six day bike races at the Garden and said that Ken Kling was blowing his top
because I had swiped his idea. In those days I really could get redheaded at
what I interpreted as an injustice. With Gauvreau's permission I drew a strip
that would quiet Mr. Kling. Every now and then when I would pick more than one
horse, and didn't do so well, I naturally blamed it on Asparagus. Felix O'Fan,
another character in the strip, would give him a lecture on being swell-headed
and over-confident. In this particular strip Felix said: 'After all, even being a comic-strip character who picks the winners of horse races isn't new. Bud Fisher originated that 35 years ago.'
"Once Kling and I had the same horse, the same day. It was called
Canter. Because of our touting, it was backed down to 5 to 1. It broke Frank
Erickson's Jersey book. Then it came to pass that all the horses I tipped in the
strip were being scratched, the owners figuring they couldn't get much of a
price if the whole town went in on it. Finally we suspected a leak at the
engraving plant that was making our cuts. It was decided that I leave the name
of the horse out and then have it set up in type just before we went to press.
That worked for a while and then the scratches started all over again. I got
tired and dropped it. Years later it shrunk to a single panel and finally was
Little things used to make big doings on the Graphic in Gould's time.
He tells of one incident concerned with the fighting game that had temperament
flying all over the place and which resulted in his departure from the
"My righteous indignation," said Gould, "exploded one Friday night
when I returned from the fights at Madison Square Garden and found the following
note in my typewriter: 'Dear Gould ... In the future please do not devote so
much space to unknowns as Sully Montgomery.' It was signed by Gauvreau.
"Being a nonconformist to the nth degree, a rebel at any type of
regimentation, I resented any type of inter-office memo. Besides I had three
offers for my services, two from King Features and one from Payne, Managing

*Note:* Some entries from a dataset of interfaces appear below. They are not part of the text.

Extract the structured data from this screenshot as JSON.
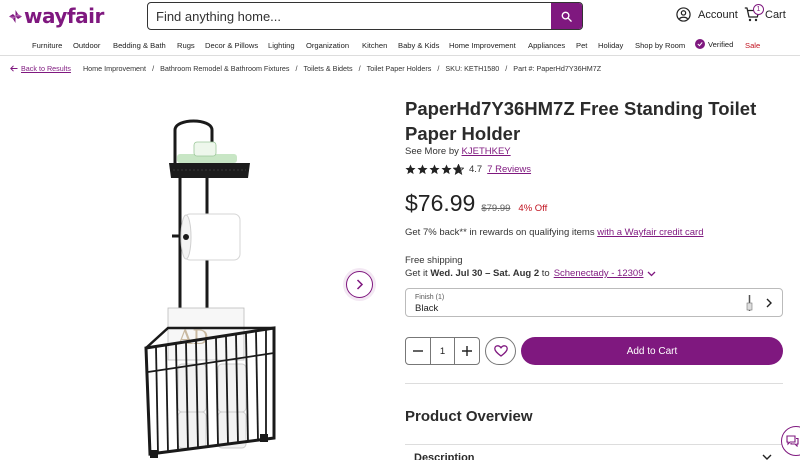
{
  "brand": {
    "logo_text": "wayfair",
    "accent": "#7f187f",
    "sale_color": "#c1121f"
  },
  "search": {
    "placeholder": "Find anything home..."
  },
  "header": {
    "account_label": "Account",
    "cart_label": "Cart",
    "cart_count": "1"
  },
  "nav": {
    "items": [
      "Furniture",
      "Outdoor",
      "Bedding & Bath",
      "Rugs",
      "Decor & Pillows",
      "Lighting",
      "Organization",
      "Kitchen",
      "Baby & Kids",
      "Home Improvement",
      "Appliances",
      "Pet",
      "Holiday",
      "Shop by Room",
      "Verified",
      "Sale"
    ]
  },
  "breadcrumb": {
    "back": "Back to Results",
    "items": [
      "Home Improvement",
      "Bathroom Remodel & Bathroom Fixtures",
      "Toilets & Bidets",
      "Toilet Paper Holders",
      "SKU: KETH1580",
      "Part #: PaperHd7Y36HM7Z"
    ]
  },
  "product": {
    "title": "PaperHd7Y36HM7Z Free Standing Toilet Paper Holder",
    "see_more_prefix": "See More by",
    "brand": "KJETHKEY",
    "rating": "4.7",
    "rating_value": 4.7,
    "reviews": "7 Reviews",
    "price": "$76.99",
    "was_price": "$79.99",
    "discount": "4% Off",
    "rewards_text": "Get 7% back** in rewards on qualifying items",
    "rewards_link": "with a Wayfair credit card",
    "shipping_title": "Free shipping",
    "shipping_prefix": "Get it",
    "shipping_dates": "Wed. Jul 30 – Sat. Aug 2",
    "shipping_to": "to",
    "shipping_location": "Schenectady - 12309",
    "finish_label": "Finish (1)",
    "finish_value": "Black",
    "quantity": "1",
    "add_to_cart": "Add to Cart",
    "overview_heading": "Product Overview",
    "description_label": "Description"
  }
}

Editor of the Mirror. I told Jennings, who happened to be around, that if
Gauvreau had anything to say he could say it to me in person. At that time I had
a mental picture of Gauvreau in tears, pacing the floor, and pleading with me to

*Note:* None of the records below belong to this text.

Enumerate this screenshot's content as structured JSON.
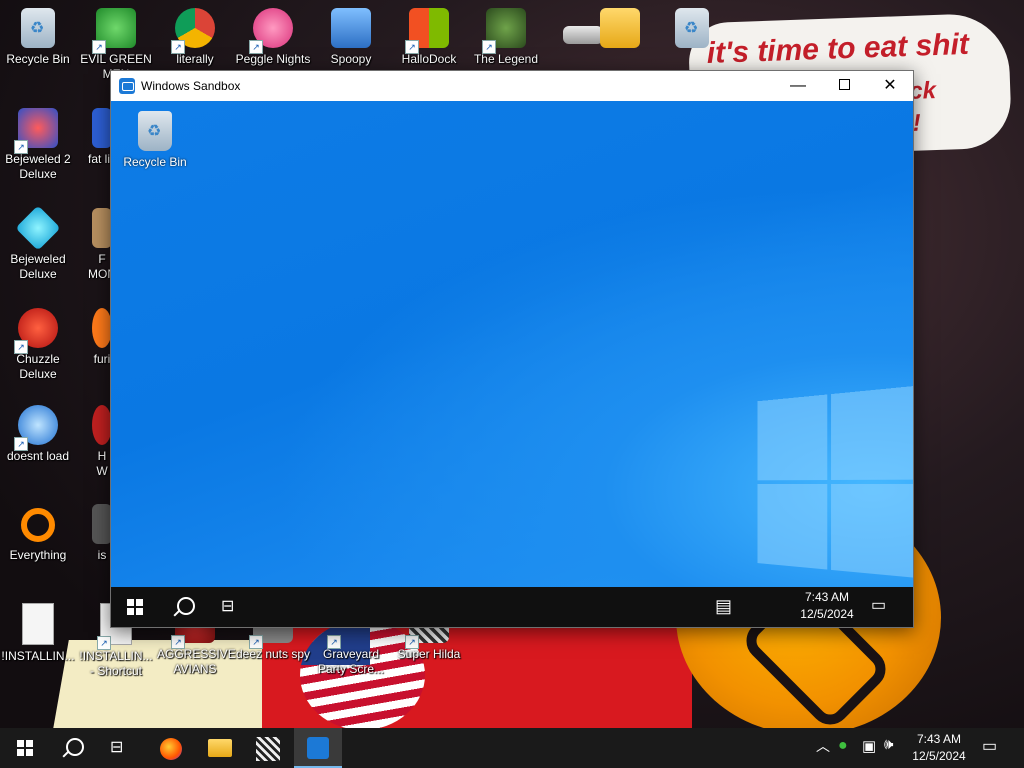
{
  "wallpaper": {
    "note_line1": "it's time to eat shit",
    "note_line2": "trick",
    "note_line3": "te!"
  },
  "desktop": {
    "icons": [
      {
        "label": "Recycle Bin"
      },
      {
        "label": "EVIL GREEN\nMEN"
      },
      {
        "label": "literally"
      },
      {
        "label": "Peggle Nights"
      },
      {
        "label": "Spoopy"
      },
      {
        "label": "HalloDock"
      },
      {
        "label": "The Legend"
      },
      {
        "label": "Bejeweled 2\nDeluxe"
      },
      {
        "label": "fat lik"
      },
      {
        "label": "Bejeweled\nDeluxe"
      },
      {
        "label": "F\nMON"
      },
      {
        "label": "Chuzzle\nDeluxe"
      },
      {
        "label": "furi"
      },
      {
        "label": "doesnt load"
      },
      {
        "label": "H\nW"
      },
      {
        "label": "Everything"
      },
      {
        "label": "is"
      },
      {
        "label": "!INSTALLIN..."
      },
      {
        "label": "!INSTALLIN...\n- Shortcut"
      },
      {
        "label": "AGGRESSIVE\nAVIANS"
      },
      {
        "label": "deez nuts spy"
      },
      {
        "label": "Graveyard\nParty Scre..."
      },
      {
        "label": "Super Hilda"
      }
    ]
  },
  "sandbox": {
    "title": "Windows Sandbox",
    "minimize": "—",
    "close": "✕",
    "inner_recycle_bin": "Recycle Bin",
    "time": "7:43 AM",
    "date": "12/5/2024"
  },
  "taskbar": {
    "time": "7:43 AM",
    "date": "12/5/2024"
  },
  "colors": {
    "accent": "#76b9ed",
    "sandbox_blue": "#0a78e3"
  }
}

turn down the offers on the ground that Hearst was trying to break up the
Graphic. I went looking for Gauvreau while Jennings tried to reason with me.
When I found him I let go with the blast: 'The guy who wrote that note doesn't
know prize-fighting from hemstitching and I've got a good mind to blow this
sheet once and for all.' Gauvreau listened intently as I proceeded to prove that
Sully Montgomery was first in line for a shot at the heavyweight title. I could
have done the same with any bantamweight. Here's how heavyweight contenders are
made, Gould style, I told him. Take a bantamweight. Somewhere along the line
he's licked a guy who became a featherweight, the featherweight later licked a
guy who later licked a middleweight, etc., and in the end you have a 118 pounder
with some type of 'moral victory' over a 220 pounder who is now the leading
contender for the world heavyweight crown. With Montgomery this wasn't that much
involved but I am sure I had Gauvreau thoroughly confused. In the end I finally
ran out of steam and was looking for an exit-line. It came. Being sharp and
nimble with the ad lib I managed to wind up my tirade with one word 'Nuts' and
fairly flew out of the office before he could figure it all out.
"Actually the real reason for using Sully Montgomery in a feature
cartoon was because I'd kidded around all day and had less than half an hour to
make the deadline. So I used an old 'head' of Sully, pasted it on a fresh sheet
of bristol board, drew a few comic figures around it and sent it to the
engravers. The following morning some remorse set in over my tirade and so I
went down to the Graphic and asked my friend Lester Cohen if Gauvreau was sore
after I had left. Cohen happened to be present during my flare-up. Deadpanned,
he asked if I'd really like to know. With some trepidation I said yes. His reply
was 'Gauvreau said there goes one helluva good sports writer.' And being a boy
then all I could do was gulp."